Kosherer Than Thou
Our youngest son was born with a disease known as "celiac" which imposes upon him a life-long diet restriction. He cannot ingest any form of wheat or other grains which contain gluten. If he does so, it will cause him to become very ill. We, as a family, have learned to adjust to this "inconvenience" and even when we eat out, we manage to find kosher gluten-free foods that our son can eat.
But the other day, we ran into a problem, when we decided to go out for pizza at a kosher pizza restaurant which we had not tried before. Since we had done this many times before at other pizza places, we knew the drill. My wife prepared a special pizza dough made from gluten-free flour. She laid it in a round aluminum "chalavi" (dairy) pan (we keep kashrut).
In the past, we would simply request from workers at the pizza place which we were visiting to add the sauce and cheese and toppings to our pre-prepared pan with the dough, and cook it in their ovens, as normal. The pizza always turned out great, and our son could enjoy his own pizza, along with us (we always order a "normal" mishpachti-size (family) pizza for the rest of us).
But at this particular pizza restaurant, the night-shift manager refused to make the pizza for our son, because he cited "perhaps your pan is not kosher. I cannot take this chance." Now, I must tell you Rabbi, I wear a kippa (yarmulke) and was doing so at the restaurant. Yet no amount of arguments would have convinced this manager that our pan was kosher enough for his ovens. Was his "ruling" correct? I dread to think that this is how far we are taking our kashrut laws, to the point that a person cannot eat in a commercial place, because of his illness, because that is the upshot of this whole story. Granted, it is not every day that we take our own cooking pans to a restaurant, but then again, what's wrong with finding creative solutions? Was our creative solution unkosher?
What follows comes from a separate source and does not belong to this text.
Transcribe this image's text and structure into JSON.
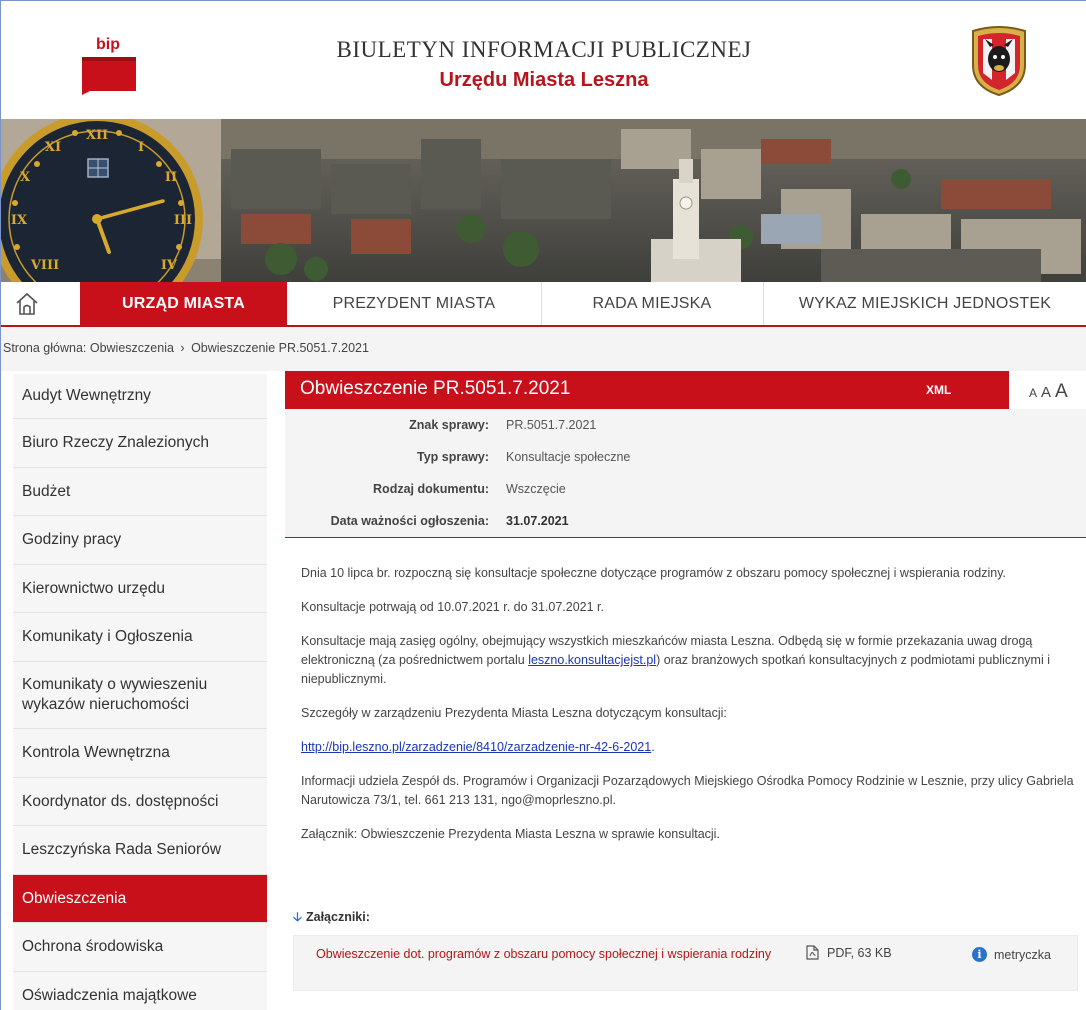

Firstly, I wish your son a complete recovery. Your solution was very creative and I applaud your "let's-find-a-solution" attitude.
In this particular instance, however, I think the pizza shop manager did the correct thing by refusing. The night manager is not necessarily a kashrut expert. And even if he were, the people who eat at the restaurant are relying not upon him but rather upon the kashrut supervisor who is sent by the kashrut agency. Therefore, the night manager should not introduce any changes in the food-making process without the express permission of the kashrut supervising agency. It's not so much a matter of kashrut as it is a matter of policy.
Perhaps if you contact the kashrut supervision agency and make an arrangement with them they will allow you to "bring your own."